BEGIN Data section

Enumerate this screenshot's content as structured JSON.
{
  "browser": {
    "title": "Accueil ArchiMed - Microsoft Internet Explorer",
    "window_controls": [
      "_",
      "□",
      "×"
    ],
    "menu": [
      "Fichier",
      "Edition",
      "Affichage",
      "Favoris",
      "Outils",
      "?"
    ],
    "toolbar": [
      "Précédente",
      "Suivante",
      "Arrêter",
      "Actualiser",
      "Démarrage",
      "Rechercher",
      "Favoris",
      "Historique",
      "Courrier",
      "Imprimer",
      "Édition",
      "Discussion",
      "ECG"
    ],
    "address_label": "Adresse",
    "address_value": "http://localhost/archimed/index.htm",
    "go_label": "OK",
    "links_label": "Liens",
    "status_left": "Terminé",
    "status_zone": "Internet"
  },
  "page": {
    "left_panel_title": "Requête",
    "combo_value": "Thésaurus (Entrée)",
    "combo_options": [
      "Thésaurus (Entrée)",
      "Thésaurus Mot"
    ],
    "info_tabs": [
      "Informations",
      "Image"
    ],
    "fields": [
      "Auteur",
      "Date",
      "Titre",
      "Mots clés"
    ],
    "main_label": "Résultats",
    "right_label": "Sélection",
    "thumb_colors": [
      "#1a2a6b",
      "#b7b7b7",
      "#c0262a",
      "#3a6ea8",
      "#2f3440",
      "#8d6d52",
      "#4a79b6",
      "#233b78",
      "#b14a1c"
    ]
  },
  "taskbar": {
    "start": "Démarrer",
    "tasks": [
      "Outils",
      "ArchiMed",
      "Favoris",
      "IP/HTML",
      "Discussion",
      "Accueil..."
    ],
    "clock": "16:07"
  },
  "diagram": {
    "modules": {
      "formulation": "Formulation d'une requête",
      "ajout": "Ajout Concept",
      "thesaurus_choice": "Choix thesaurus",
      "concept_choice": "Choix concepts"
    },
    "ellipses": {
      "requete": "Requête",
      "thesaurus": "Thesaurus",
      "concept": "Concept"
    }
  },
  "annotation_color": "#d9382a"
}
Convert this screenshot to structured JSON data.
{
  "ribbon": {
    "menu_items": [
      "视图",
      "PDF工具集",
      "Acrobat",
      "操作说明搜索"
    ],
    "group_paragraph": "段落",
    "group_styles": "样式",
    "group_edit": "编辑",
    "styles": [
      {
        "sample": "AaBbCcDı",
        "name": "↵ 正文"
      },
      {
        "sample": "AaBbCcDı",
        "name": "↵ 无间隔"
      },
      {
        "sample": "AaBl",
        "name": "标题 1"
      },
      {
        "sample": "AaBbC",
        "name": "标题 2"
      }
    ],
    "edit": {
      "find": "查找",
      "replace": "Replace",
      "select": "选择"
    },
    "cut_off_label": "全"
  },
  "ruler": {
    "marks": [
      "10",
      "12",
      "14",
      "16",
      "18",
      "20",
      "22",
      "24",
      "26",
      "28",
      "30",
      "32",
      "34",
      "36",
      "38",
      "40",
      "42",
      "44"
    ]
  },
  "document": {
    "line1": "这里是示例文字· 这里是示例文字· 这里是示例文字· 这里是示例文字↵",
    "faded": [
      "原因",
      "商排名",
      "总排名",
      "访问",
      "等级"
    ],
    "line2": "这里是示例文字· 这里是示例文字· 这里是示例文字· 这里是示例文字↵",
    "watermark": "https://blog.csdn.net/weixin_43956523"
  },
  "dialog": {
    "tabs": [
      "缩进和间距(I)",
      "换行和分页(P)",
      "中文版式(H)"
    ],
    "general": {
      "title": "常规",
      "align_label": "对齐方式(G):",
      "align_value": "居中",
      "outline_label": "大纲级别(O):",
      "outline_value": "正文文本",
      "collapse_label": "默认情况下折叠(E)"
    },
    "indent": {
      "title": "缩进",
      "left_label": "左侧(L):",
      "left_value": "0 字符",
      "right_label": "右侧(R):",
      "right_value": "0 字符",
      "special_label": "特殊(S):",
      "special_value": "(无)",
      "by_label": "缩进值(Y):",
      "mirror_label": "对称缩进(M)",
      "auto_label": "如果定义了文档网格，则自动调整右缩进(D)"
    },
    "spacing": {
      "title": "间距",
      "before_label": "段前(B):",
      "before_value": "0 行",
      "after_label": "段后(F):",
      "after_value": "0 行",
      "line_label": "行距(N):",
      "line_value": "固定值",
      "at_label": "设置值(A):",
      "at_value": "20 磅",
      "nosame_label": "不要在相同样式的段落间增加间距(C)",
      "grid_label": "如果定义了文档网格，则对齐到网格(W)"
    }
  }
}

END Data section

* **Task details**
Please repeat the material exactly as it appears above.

* **Written reply**
Enumerate this screenshot's content as structured JSON.
{
  "browser": {
    "title": "Accueil ArchiMed - Microsoft Internet Explorer",
    "window_controls": [
      "_",
      "□",
      "×"
    ],
    "menu": [
      "Fichier",
      "Edition",
      "Affichage",
      "Favoris",
      "Outils",
      "?"
    ],
    "toolbar": [
      "Précédente",
      "Suivante",
      "Arrêter",
      "Actualiser",
      "Démarrage",
      "Rechercher",
      "Favoris",
      "Historique",
      "Courrier",
      "Imprimer",
      "Édition",
      "Discussion",
      "ECG"
    ],
    "address_label": "Adresse",
    "address_value": "http://localhost/archimed/index.htm",
    "go_label": "OK",
    "links_label": "Liens",
    "status_left": "Terminé",
    "status_zone": "Internet"
  },
  "page": {
    "left_panel_title": "Requête",
    "combo_value": "Thésaurus (Entrée)",
    "combo_options": [
      "Thésaurus (Entrée)",
      "Thésaurus Mot"
    ],
    "info_tabs": [
      "Informations",
      "Image"
    ],
    "fields": [
      "Auteur",
      "Date",
      "Titre",
      "Mots clés"
    ],
    "main_label": "Résultats",
    "right_label": "Sélection",
    "thumb_colors": [
      "#1a2a6b",
      "#b7b7b7",
      "#c0262a",
      "#3a6ea8",
      "#2f3440",
      "#8d6d52",
      "#4a79b6",
      "#233b78",
      "#b14a1c"
    ]
  },
  "taskbar": {
    "start": "Démarrer",
    "tasks": [
      "Outils",
      "ArchiMed",
      "Favoris",
      "IP/HTML",
      "Discussion",
      "Accueil..."
    ],
    "clock": "16:07"
  },
  "diagram": {
    "modules": {
      "formulation": "Formulation d'une requête",
      "ajout": "Ajout Concept",
      "thesaurus_choice": "Choix thesaurus",
      "concept_choice": "Choix concepts"
    },
    "ellipses": {
      "requete": "Requête",
      "thesaurus": "Thesaurus",
      "concept": "Concept"
    }
  },
  "annotation_color": "#d9382a"
}
Convert this screenshot to structured JSON data.
{
  "ribbon": {
    "menu_items": [
      "视图",
      "PDF工具集",
      "Acrobat",
      "操作说明搜索"
    ],
    "group_paragraph": "段落",
    "group_styles": "样式",
    "group_edit": "编辑",
    "styles": [
      {
        "sample": "AaBbCcDı",
        "name": "↵ 正文"
      },
      {
        "sample": "AaBbCcDı",
        "name": "↵ 无间隔"
      },
      {
        "sample": "AaBl",
        "name": "标题 1"
      },
      {
        "sample": "AaBbC",
        "name": "标题 2"
      }
    ],
    "edit": {
      "find": "查找",
      "replace": "Replace",
      "select": "选择"
    },
    "cut_off_label": "全"
  },
  "ruler": {
    "marks": [
      "10",
      "12",
      "14",
      "16",
      "18",
      "20",
      "22",
      "24",
      "26",
      "28",
      "30",
      "32",
      "34",
      "36",
      "38",
      "40",
      "42",
      "44"
    ]
  },
  "document": {
    "line1": "这里是示例文字· 这里是示例文字· 这里是示例文字· 这里是示例文字↵",
    "faded": [
      "原因",
      "商排名",
      "总排名",
      "访问",
      "等级"
    ],
    "line2": "这里是示例文字· 这里是示例文字· 这里是示例文字· 这里是示例文字↵",
    "watermark": "https://blog.csdn.net/weixin_43956523"
  },
  "dialog": {
    "tabs": [
      "缩进和间距(I)",
      "换行和分页(P)",
      "中文版式(H)"
    ],
    "general": {
      "title": "常规",
      "align_label": "对齐方式(G):",
      "align_value": "居中",
      "outline_label": "大纲级别(O):",
      "outline_value": "正文文本",
      "collapse_label": "默认情况下折叠(E)"
    },
    "indent": {
      "title": "缩进",
      "left_label": "左侧(L):",
      "left_value": "0 字符",
      "right_label": "右侧(R):",
      "right_value": "0 字符",
      "special_label": "特殊(S):",
      "special_value": "(无)",
      "by_label": "缩进值(Y):",
      "mirror_label": "对称缩进(M)",
      "auto_label": "如果定义了文档网格，则自动调整右缩进(D)"
    },
    "spacing": {
      "title": "间距",
      "before_label": "段前(B):",
      "before_value": "0 行",
      "after_label": "段后(F):",
      "after_value": "0 行",
      "line_label": "行距(N):",
      "line_value": "固定值",
      "at_label": "设置值(A):",
      "at_value": "20 磅",
      "nosame_label": "不要在相同样式的段落间增加间距(C)",
      "grid_label": "如果定义了文档网格，则对齐到网格(W)"
    }
  }
}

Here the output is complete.